● **Your task**: An exact copy of the entries is needed, with every picture left out.
----------------------------------------
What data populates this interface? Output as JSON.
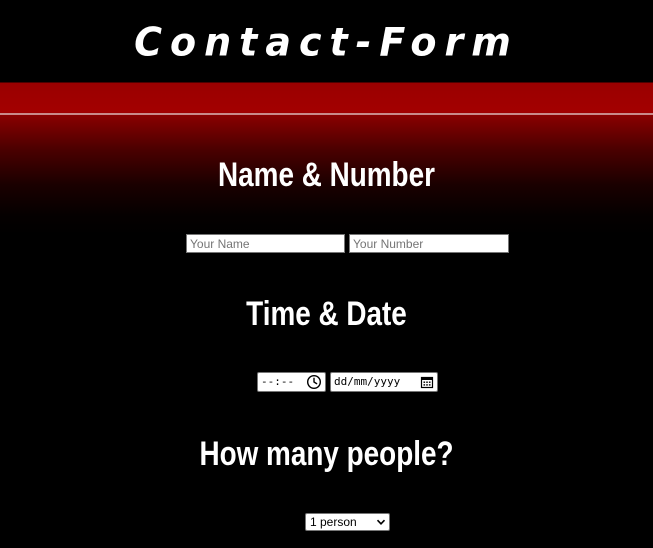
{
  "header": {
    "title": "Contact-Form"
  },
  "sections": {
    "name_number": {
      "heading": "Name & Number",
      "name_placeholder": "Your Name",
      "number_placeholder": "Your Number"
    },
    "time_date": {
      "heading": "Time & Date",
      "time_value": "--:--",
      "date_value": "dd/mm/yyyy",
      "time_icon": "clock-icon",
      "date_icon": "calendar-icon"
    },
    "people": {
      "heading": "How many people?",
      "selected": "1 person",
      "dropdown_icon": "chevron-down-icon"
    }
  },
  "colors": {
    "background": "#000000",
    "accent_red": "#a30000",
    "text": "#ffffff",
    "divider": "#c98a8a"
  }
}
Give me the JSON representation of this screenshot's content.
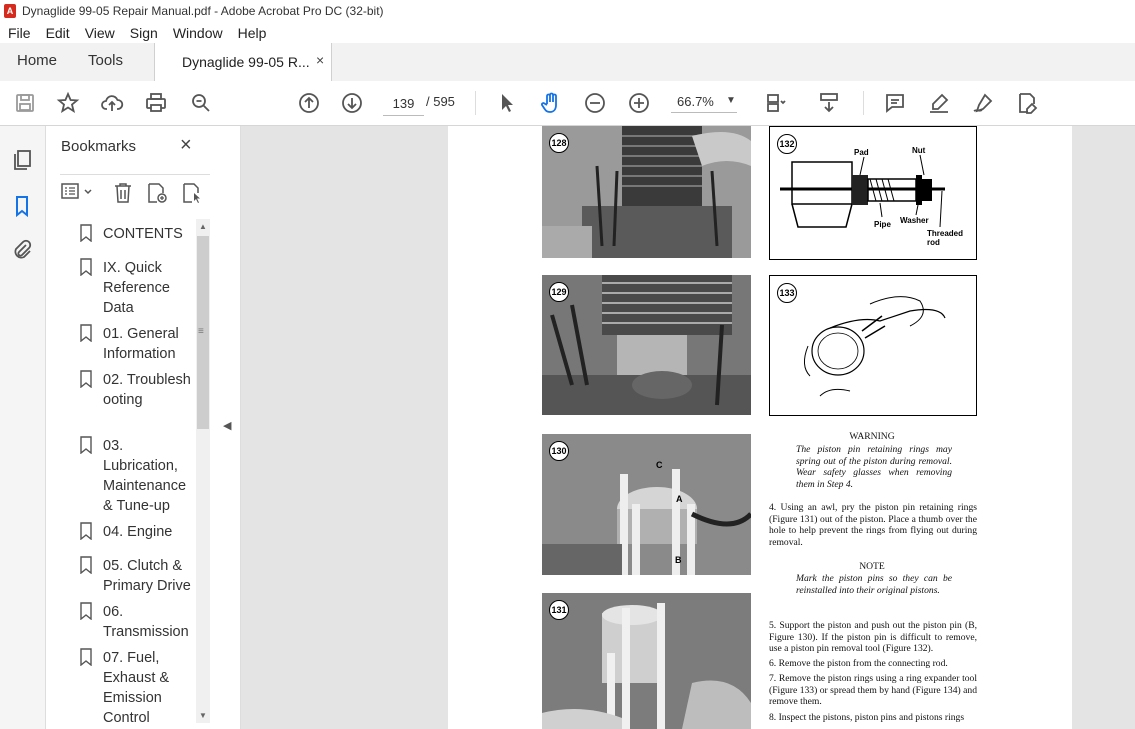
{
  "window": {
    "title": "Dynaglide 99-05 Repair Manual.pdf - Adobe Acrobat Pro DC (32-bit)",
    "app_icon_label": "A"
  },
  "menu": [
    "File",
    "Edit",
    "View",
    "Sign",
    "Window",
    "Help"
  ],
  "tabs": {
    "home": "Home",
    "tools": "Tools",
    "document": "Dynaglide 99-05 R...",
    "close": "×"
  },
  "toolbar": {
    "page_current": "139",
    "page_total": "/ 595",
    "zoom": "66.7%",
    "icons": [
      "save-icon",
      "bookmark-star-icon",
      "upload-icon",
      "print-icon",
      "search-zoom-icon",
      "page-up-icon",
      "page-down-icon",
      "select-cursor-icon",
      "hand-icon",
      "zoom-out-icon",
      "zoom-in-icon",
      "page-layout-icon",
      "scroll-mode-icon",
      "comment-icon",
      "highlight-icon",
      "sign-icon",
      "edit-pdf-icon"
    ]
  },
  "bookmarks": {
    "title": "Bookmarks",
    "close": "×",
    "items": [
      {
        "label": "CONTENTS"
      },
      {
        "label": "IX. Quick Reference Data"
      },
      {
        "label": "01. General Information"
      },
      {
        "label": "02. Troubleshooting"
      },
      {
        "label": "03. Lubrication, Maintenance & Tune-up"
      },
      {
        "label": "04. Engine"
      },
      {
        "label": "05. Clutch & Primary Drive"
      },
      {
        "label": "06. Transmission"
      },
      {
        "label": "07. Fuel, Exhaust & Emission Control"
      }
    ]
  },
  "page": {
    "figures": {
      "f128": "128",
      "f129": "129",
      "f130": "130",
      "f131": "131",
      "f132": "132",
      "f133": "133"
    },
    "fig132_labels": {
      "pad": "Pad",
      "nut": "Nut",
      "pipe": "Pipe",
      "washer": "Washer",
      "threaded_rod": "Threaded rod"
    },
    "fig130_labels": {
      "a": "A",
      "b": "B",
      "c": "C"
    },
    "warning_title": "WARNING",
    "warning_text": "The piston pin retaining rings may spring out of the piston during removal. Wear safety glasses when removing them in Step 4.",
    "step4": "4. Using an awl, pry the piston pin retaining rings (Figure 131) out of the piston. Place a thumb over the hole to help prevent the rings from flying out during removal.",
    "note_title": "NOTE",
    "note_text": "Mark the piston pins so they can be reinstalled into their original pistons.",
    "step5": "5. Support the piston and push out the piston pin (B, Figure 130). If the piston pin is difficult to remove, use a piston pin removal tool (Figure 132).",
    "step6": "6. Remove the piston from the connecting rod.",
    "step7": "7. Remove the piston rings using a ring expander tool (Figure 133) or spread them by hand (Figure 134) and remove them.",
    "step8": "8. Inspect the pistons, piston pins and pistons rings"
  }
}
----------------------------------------
● **Answer for the task**:
What data populates this interface? Output as JSON.
{
  "header": {
    "title": "Contact-Form"
  },
  "sections": {
    "name_number": {
      "heading": "Name & Number",
      "name_placeholder": "Your Name",
      "number_placeholder": "Your Number"
    },
    "time_date": {
      "heading": "Time & Date",
      "time_value": "--:--",
      "date_value": "dd/mm/yyyy",
      "time_icon": "clock-icon",
      "date_icon": "calendar-icon"
    },
    "people": {
      "heading": "How many people?",
      "selected": "1 person",
      "dropdown_icon": "chevron-down-icon"
    }
  },
  "colors": {
    "background": "#000000",
    "accent_red": "#a30000",
    "text": "#ffffff",
    "divider": "#c98a8a"
  }
}
Give me the JSON representation of this screenshot's content.
{
  "window": {
    "title": "Dynaglide 99-05 Repair Manual.pdf - Adobe Acrobat Pro DC (32-bit)",
    "app_icon_label": "A"
  },
  "menu": [
    "File",
    "Edit",
    "View",
    "Sign",
    "Window",
    "Help"
  ],
  "tabs": {
    "home": "Home",
    "tools": "Tools",
    "document": "Dynaglide 99-05 R...",
    "close": "×"
  },
  "toolbar": {
    "page_current": "139",
    "page_total": "/ 595",
    "zoom": "66.7%",
    "icons": [
      "save-icon",
      "bookmark-star-icon",
      "upload-icon",
      "print-icon",
      "search-zoom-icon",
      "page-up-icon",
      "page-down-icon",
      "select-cursor-icon",
      "hand-icon",
      "zoom-out-icon",
      "zoom-in-icon",
      "page-layout-icon",
      "scroll-mode-icon",
      "comment-icon",
      "highlight-icon",
      "sign-icon",
      "edit-pdf-icon"
    ]
  },
  "bookmarks": {
    "title": "Bookmarks",
    "close": "×",
    "items": [
      {
        "label": "CONTENTS"
      },
      {
        "label": "IX. Quick Reference Data"
      },
      {
        "label": "01. General Information"
      },
      {
        "label": "02. Troubleshooting"
      },
      {
        "label": "03. Lubrication, Maintenance & Tune-up"
      },
      {
        "label": "04. Engine"
      },
      {
        "label": "05. Clutch & Primary Drive"
      },
      {
        "label": "06. Transmission"
      },
      {
        "label": "07. Fuel, Exhaust & Emission Control"
      }
    ]
  },
  "page": {
    "figures": {
      "f128": "128",
      "f129": "129",
      "f130": "130",
      "f131": "131",
      "f132": "132",
      "f133": "133"
    },
    "fig132_labels": {
      "pad": "Pad",
      "nut": "Nut",
      "pipe": "Pipe",
      "washer": "Washer",
      "threaded_rod": "Threaded rod"
    },
    "fig130_labels": {
      "a": "A",
      "b": "B",
      "c": "C"
    },
    "warning_title": "WARNING",
    "warning_text": "The piston pin retaining rings may spring out of the piston during removal. Wear safety glasses when removing them in Step 4.",
    "step4": "4. Using an awl, pry the piston pin retaining rings (Figure 131) out of the piston. Place a thumb over the hole to help prevent the rings from flying out during removal.",
    "note_title": "NOTE",
    "note_text": "Mark the piston pins so they can be reinstalled into their original pistons.",
    "step5": "5. Support the piston and push out the piston pin (B, Figure 130). If the piston pin is difficult to remove, use a piston pin removal tool (Figure 132).",
    "step6": "6. Remove the piston from the connecting rod.",
    "step7": "7. Remove the piston rings using a ring expander tool (Figure 133) or spread them by hand (Figure 134) and remove them.",
    "step8": "8. Inspect the pistons, piston pins and pistons rings"
  }
}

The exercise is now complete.